As an (apparent) fan of the iPod Touch 2G and iPhone, it's always sad when a cool app comes and goes without warning. The approval procedure not only brings humorous drama to the App Store soap opera, but extreme annoyance for both consumers and developers. While the latest case of "post-n-yank" may be somewhat disappointing for some consumers, apparently Apple deemed the latest offending app in need of a revision for apparent security reasons.

Manomio's C64 app originally emulated the old-school Commodore 64 personal computer. Costing $5, the app actually supported bundled, licensed game images such as Dragons Den, Le Mans, Jupiter Lander, Arctic Shipwreck, and Jack Attack. Manomio planned to release additional images later for about $0.99 to $2.00 each. However, the app also provided a special, non-obvious bonus: the ability to run BASIC 2.0.

According to Apple's iPhone SDK agreement, applications are not allowed to install or launch other executable code "by any means," nor can code be downloaded and used in an application. Because the C64 application included BASIC, Apple initially rejected the first submission, however the developer claimed that BASIC was removed in the next submission, and was thus published on Apple's App Store. That wasn't the case however, as consumers could still access the prompt by following a simple set of instructions.

But now that Apple has caught on to the workaround, the company has pulled the app. "Unfortunately, Apple has pulled the C64 Application from their store as it was discovered by some users that it was possible to enable the Basic program through the interface," Manomio said. "We have now fixed the issue and our application has been re-submitted for approval by Apple." Bummer.

  • ssalim
    It's to protect them. I agree with "applications are not allowed to install or launch other executable code "by any means"
    Reply
  • JohnnyLucky
    Commodore 64? Man that was a long long time ago.
    Reply
  • The_Blood_Raven
    This hurts to say but... Apple... done good...
    Reply
  • ryanegeiger
    Seriously though... basic? How harmful could it be? It's self contained within the app and doesn't allow code to leave the app environment or access network connections.
    Reply
  • festerovic
    I would buy an Iphone if I could run MULE on it.
    Reply
  • plattyaj
    That's too funny - they are worried about running Commodore 64 version of Basic?! Games for the C64 were never written in Basic anyway, they were coded in assembler (often hand-coded in hex too!!).
    Reply
  • Maxor127
    I still like MULE. I play it with my brothers occasionally. Like someone else said, I can't imagine BASIC doing any harm.
    Reply
  • enewmen
    Commodore BASIC is like an "Application inside and Application".
    Even using "Peek" and "Poke" commands, you will stay in the app environment, like others have said.
    I suppose someone will think Atari 2600 Basic is also a threat.
    Reply
  • belardo
    Actually, games WHERE programmed in Basic too. Not awesome games of course... but games yes. Its a C=64 emulator. BASIC is pretty much part of the OS.
    Reply
  • what exactly to they expect someone to do with BASIC in a self contained piece of software that doesnt have access to anything outside of the app itself.

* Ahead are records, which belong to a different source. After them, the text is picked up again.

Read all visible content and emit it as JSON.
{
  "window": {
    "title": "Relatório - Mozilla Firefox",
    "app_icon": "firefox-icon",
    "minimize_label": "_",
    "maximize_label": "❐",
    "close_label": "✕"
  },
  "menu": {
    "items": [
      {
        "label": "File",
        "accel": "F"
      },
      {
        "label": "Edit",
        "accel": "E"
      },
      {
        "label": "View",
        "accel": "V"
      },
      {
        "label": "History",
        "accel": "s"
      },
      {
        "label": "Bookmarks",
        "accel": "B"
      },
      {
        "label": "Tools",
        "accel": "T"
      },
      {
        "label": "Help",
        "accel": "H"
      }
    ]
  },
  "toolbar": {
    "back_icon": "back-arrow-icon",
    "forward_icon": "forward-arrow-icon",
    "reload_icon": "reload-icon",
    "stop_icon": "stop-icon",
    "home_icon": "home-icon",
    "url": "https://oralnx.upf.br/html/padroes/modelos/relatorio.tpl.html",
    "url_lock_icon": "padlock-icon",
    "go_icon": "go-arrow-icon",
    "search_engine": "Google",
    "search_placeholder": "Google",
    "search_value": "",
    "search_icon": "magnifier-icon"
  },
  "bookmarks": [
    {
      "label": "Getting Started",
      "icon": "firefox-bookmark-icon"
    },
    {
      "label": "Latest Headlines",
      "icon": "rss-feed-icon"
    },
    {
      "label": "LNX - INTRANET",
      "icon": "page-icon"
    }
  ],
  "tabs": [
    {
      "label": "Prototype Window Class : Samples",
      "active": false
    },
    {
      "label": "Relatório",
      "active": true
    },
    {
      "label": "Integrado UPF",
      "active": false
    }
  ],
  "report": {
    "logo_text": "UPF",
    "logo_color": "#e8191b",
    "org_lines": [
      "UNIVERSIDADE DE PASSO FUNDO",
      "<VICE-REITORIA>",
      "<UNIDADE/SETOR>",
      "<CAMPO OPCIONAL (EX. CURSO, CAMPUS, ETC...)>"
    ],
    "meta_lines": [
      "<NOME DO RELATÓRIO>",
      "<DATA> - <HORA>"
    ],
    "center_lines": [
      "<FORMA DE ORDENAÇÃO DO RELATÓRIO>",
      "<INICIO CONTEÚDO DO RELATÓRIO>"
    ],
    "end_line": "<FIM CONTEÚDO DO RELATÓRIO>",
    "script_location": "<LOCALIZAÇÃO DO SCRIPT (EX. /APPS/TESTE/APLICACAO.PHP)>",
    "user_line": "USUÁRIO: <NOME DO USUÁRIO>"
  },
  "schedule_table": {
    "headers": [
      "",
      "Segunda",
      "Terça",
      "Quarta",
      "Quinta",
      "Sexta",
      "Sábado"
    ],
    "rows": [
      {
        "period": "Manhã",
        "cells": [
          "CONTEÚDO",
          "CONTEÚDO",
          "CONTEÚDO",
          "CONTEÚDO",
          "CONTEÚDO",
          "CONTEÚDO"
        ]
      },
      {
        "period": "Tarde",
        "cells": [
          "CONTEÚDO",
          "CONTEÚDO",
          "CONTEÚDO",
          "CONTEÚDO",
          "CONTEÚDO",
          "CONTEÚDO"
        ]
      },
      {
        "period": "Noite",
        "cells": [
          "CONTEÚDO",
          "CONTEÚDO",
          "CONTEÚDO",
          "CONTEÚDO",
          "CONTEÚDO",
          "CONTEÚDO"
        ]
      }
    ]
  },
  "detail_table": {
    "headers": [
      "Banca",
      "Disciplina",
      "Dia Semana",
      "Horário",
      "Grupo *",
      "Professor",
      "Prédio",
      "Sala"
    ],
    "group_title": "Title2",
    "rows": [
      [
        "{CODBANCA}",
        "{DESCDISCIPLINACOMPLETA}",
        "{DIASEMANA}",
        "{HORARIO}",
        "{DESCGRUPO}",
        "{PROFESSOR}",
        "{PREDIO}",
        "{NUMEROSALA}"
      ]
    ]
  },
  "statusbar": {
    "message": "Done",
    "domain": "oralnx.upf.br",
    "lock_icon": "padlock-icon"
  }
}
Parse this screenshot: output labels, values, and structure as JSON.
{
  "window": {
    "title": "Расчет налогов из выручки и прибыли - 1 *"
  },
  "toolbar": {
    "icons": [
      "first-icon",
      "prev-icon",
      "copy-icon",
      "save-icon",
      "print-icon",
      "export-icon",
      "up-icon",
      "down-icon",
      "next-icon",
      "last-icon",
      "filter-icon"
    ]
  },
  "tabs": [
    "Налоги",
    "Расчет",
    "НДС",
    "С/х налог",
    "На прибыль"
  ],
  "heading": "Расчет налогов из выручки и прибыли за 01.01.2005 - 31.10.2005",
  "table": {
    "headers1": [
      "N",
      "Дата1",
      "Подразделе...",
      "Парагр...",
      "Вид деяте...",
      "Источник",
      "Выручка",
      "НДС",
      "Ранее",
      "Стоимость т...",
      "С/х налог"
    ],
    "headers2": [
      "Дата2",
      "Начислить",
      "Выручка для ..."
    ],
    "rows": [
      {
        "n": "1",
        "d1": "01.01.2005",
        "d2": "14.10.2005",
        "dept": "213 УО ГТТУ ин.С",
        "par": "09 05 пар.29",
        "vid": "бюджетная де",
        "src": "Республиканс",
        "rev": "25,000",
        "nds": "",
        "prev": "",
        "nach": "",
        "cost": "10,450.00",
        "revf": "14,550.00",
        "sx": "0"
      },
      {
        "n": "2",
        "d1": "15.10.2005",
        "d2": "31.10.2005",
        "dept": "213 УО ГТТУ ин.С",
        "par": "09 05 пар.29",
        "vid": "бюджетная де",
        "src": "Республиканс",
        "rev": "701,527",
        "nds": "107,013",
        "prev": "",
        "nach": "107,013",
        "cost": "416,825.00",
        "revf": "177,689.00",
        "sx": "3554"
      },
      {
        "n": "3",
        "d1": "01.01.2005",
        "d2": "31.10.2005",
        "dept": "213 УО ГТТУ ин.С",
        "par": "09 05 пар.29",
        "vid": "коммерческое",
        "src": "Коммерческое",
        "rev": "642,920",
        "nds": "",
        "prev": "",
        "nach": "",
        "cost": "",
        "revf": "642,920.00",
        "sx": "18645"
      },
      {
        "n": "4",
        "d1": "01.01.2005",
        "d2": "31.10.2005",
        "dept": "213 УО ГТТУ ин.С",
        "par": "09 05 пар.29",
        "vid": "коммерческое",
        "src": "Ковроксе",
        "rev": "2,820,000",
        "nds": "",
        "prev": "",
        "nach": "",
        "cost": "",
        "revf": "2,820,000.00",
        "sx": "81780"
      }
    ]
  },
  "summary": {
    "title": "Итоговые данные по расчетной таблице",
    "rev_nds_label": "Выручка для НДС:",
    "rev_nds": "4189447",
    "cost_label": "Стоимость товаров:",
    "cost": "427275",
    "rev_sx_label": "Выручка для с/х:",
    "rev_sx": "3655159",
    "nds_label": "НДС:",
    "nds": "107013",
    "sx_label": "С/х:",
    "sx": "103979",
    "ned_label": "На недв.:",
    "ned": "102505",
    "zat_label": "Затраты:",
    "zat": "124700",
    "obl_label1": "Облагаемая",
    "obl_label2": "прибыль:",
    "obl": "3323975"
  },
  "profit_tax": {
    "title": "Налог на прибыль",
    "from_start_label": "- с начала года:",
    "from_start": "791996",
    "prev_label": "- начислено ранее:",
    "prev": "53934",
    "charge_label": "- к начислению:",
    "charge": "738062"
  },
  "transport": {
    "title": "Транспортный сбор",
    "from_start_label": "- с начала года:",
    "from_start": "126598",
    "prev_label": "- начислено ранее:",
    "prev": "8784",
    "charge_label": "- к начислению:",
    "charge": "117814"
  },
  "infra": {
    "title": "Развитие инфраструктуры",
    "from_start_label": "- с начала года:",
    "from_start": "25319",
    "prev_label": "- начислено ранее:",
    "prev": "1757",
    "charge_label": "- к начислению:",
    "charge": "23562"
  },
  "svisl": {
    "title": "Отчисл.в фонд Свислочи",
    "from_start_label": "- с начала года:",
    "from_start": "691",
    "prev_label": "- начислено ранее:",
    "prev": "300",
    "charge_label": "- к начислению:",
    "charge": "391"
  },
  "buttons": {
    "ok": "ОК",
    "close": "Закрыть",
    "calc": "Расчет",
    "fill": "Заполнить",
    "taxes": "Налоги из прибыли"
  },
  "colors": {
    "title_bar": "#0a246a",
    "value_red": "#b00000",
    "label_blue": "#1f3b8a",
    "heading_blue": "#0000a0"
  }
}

    are they worries someone is going to pirate apple software by re-writing allready released games line for line in BASIC?

    apple need to quit pulling stuff with these stupid excuses.
    Reply